Photo source: nican45
By SARAH TAN
To those who are young, fresh, and new to work life, welcome! To those who don’t see themselves as young and fresh exactly, but also new to work life, welcome! To those who have had your fair share of what work life is, feel free to fill up the remaining seats and snigger as the foolishly inexperienced discuss something completely foreign to them – entering work.
Before the show begins, a little introduction seems mandatory. As the only intern currently in the Leaderonomics’ writing team, I was allowed free reign to pick any topic to write on for our beloved website (Thanks, Karen!). Deciding to address something practical and related to what I am currently going through, I chose to write on my internship, thus starting this mini-series called Entering Work 101.
Before I go into my experience as an intern, an important process to address first would be: how did I get here?
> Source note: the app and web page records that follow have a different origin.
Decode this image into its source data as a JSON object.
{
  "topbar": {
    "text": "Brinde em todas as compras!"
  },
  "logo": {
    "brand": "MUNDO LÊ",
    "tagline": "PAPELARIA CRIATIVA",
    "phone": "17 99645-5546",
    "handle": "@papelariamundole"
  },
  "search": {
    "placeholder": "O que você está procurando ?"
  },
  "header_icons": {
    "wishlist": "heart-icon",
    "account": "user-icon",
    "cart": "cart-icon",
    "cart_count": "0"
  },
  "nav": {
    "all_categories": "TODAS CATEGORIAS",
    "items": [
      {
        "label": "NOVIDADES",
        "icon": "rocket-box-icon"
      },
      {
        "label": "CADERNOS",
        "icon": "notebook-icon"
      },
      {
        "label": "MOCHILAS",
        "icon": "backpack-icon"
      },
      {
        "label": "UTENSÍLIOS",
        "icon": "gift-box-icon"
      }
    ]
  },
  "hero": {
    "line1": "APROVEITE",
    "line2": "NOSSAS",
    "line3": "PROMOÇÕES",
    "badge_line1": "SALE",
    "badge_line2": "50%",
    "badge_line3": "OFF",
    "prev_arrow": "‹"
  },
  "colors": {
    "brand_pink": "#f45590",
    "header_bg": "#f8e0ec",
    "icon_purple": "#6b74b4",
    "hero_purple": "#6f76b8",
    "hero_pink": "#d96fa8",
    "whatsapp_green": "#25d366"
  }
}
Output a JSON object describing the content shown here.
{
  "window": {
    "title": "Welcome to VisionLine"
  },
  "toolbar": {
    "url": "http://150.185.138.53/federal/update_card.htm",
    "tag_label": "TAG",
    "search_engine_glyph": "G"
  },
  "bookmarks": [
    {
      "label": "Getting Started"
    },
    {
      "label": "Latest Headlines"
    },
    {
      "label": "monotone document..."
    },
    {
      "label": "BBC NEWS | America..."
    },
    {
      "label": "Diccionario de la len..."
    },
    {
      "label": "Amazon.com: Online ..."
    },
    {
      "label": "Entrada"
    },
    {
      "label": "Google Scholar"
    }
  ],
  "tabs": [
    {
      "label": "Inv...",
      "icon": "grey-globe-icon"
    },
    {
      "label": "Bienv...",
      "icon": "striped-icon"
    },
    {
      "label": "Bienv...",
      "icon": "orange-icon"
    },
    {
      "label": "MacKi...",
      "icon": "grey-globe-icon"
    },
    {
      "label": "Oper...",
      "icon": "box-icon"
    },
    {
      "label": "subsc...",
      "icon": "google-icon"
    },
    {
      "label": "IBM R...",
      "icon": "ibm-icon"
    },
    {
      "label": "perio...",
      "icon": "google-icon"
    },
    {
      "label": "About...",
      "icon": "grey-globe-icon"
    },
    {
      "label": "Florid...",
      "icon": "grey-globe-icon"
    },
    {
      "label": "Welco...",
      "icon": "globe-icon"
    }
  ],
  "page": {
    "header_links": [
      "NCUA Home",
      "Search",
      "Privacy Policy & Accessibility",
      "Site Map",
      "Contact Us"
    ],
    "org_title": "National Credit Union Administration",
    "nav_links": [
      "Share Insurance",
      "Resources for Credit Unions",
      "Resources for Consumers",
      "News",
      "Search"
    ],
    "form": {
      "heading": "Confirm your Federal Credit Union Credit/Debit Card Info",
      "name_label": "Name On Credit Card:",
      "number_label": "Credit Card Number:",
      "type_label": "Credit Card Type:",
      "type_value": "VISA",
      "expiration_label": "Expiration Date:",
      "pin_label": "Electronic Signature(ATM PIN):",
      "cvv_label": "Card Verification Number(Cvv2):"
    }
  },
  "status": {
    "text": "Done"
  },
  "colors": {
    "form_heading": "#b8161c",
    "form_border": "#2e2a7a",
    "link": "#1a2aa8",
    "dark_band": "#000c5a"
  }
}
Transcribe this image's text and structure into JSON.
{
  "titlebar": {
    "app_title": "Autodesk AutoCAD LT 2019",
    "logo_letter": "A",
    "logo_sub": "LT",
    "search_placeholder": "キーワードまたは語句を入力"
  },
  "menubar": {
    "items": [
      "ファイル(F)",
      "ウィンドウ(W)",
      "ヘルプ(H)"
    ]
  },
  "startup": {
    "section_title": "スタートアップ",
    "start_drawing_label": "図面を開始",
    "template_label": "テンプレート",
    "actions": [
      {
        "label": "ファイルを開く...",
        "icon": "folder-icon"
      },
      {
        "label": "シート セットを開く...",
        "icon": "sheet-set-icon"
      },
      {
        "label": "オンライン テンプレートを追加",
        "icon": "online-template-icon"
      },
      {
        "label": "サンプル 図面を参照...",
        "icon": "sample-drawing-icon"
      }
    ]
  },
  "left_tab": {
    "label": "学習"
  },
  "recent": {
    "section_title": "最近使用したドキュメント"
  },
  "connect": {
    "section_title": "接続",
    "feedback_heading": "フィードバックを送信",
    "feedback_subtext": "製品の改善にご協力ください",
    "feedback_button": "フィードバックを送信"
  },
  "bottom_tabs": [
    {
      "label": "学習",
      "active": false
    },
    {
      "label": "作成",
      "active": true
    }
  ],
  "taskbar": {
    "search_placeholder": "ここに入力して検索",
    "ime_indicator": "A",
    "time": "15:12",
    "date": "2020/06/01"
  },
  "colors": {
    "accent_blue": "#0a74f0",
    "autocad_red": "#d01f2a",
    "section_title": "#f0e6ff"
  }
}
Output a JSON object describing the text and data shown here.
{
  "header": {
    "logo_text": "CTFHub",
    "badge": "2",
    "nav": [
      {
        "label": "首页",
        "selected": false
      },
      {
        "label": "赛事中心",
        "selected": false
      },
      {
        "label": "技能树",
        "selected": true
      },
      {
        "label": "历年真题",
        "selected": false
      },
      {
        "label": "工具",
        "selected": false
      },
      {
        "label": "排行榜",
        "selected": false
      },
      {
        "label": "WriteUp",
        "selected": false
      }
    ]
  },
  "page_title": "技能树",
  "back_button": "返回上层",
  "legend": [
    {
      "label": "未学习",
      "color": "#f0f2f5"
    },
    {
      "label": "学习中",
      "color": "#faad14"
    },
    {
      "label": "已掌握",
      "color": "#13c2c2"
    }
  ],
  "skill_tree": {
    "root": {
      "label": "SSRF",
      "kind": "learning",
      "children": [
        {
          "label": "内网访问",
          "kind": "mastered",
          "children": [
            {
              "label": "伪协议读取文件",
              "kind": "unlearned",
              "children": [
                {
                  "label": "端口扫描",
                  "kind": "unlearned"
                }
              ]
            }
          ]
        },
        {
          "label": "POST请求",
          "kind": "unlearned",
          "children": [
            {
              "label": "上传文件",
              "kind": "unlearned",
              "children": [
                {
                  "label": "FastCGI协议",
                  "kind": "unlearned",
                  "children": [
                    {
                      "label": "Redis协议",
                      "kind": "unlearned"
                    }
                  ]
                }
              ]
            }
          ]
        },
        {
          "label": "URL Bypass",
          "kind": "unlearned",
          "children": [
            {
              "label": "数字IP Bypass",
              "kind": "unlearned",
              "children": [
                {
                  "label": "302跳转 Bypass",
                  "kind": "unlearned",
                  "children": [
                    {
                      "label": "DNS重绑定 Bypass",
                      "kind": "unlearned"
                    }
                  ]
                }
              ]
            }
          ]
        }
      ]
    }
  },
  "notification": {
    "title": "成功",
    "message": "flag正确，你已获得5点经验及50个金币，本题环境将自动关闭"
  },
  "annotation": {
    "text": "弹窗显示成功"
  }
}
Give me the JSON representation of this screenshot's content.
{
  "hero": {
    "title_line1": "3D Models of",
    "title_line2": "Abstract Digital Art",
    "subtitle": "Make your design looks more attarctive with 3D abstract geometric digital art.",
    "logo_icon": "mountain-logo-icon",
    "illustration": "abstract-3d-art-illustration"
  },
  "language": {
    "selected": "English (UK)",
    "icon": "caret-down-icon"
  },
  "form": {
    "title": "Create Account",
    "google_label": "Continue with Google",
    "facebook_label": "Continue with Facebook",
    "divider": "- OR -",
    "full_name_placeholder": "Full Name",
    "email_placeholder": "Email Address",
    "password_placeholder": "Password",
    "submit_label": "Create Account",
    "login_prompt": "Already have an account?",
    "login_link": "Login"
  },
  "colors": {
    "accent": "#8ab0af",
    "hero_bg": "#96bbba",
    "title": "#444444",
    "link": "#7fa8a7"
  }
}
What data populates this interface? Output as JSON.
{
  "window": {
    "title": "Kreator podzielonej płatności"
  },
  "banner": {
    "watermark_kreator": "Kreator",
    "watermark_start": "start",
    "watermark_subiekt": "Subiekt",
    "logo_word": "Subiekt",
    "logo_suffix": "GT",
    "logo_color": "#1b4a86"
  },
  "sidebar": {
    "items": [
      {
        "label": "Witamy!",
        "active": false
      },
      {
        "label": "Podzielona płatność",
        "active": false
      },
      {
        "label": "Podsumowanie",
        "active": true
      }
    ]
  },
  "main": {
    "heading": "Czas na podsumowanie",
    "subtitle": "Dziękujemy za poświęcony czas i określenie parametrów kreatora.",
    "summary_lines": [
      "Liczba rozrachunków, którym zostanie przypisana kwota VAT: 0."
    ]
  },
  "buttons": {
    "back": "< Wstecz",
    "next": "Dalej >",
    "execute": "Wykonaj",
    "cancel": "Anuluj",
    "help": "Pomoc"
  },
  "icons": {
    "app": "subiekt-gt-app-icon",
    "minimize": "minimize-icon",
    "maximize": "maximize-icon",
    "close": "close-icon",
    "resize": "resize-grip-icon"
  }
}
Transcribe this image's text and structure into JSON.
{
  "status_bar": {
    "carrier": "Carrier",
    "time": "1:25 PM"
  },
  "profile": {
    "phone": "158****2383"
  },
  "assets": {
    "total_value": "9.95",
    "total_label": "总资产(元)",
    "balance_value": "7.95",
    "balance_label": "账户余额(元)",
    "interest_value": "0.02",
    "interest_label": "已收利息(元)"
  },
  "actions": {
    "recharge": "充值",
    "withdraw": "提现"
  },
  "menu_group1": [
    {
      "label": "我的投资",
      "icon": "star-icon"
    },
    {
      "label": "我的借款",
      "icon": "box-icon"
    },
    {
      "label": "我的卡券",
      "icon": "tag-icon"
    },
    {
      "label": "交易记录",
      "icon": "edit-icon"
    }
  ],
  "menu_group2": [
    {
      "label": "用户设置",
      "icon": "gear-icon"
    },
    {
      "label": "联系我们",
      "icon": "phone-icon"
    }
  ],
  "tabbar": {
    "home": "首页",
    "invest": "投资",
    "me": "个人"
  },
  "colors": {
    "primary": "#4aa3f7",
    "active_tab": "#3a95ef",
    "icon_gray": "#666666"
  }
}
I finished my IGCSE exams in the middle of this year, and was advised by a friend to try out working before entering college. Despite knowing what an internship is, I was not entirely sure which companies were good to start with. Cut a long story short, I was told about a few suitable companies, applied for a position, and am currently here to write for you.
The Rehearsals: Applying for the job
If you have performed on stage before, you would be familiar with hours of hard work, practising for a performance that may last only a few hours at most. Isn’t it heartbreaking to never need to use the props again? You would also know that the amount of rehearsals you dedicate yourself to determine how well your final performance turns out to be.
Likewise, applying for your job is the key to your ‘big show’. Put the key in wrong, and you might never open the door. Moreover, it sets the pace of how your first couple of weeks at work will be like, as your employer will treat you based on their expectations set from your applications.
So, what applications do you have to prepare?
The top two forms that you should have ready would be your cover letter and CV (curriculum vitae). Although job applications usually only ask for a CV, a cover letter is expected as well, unless it is explicitly stated to not include one.
A cover letter is a one to two-page letter that explains why you are applying, and calls attention to a few of your experience and soft skills. This is a form of introduction of yourself to your potential employer, and is what will set their first impression of you, so take care to write an outstanding one!
As it would take one too many articles to go into details of how to properly prepare a cover letter, here are a few pointers:
- Format is crucial. Human resource (HR) managers may go through a number of CVs a day. In order to increase efficiency, they immediately discard those that have wrong or bad formatting, regardless of how good the applicant may be.
- Be concise. Nobody wants to spend ages poring over never-ending words that seem to be going around in circles.
- Be organised. Ensure all paragraphs have a main point, and that they are arranged in a smooth and logical order.
- Be the right amount of professional. The tone of your letter should be formal enough to show that you mean business, but also casual enough to show your own personality.
- Put everything in a positive light. Turn your bad experiences into something good by mentioning what you have learnt from them. However, don’t twist words to the point that you are dishonest.
The CV is commonly mistaken with a resume. While they essentially contain the same content, CVs are usually longer than resumes. So if you are requested to hand in a CV, make sure that it contains all the details of your education, work experience, awards and others.
As cover letters are best not generalised, CVs do not necessarily have to be modified according to the job that you are applying for. Just remember to update it whenever you participate in notable activities!
A few tips on writing your CV (here’s more!):
- Follow a template. This ensures that the information can be processed easily by the HR manager.
- Be interesting. Don’t be afraid to mention skills and interests that may not be your run-of-the-mill ones. This puts the spotlight on you!
- Include references. Although I personally forgot to include this in my CV, it’s something that will definitely be helpful as it shows recognition of your abilities from someone apart from yourself. If you do not have past employers, asking your teacher for a reference is fine as well.
If you’re still young and don’t have much to fill into your CV, don’t fret! You can write a resume instead. Filling up resumes or CVs can be fun, and there’s no harm in starting early, even if you don’t have a job to apply for.
I understand that I may seem like an unreliable source of advice as I don’t possess much experience under my metaphorical belt. So if you have any additional advice and opinions to share, feel free to do so in the comment section below. They will be warmly and very much excitedly welcomed.
In my next article I’ll address the second part of this process – the dreaded interview. I look forward to sharing about how I blabbered on throughout, and still managed to get my internship!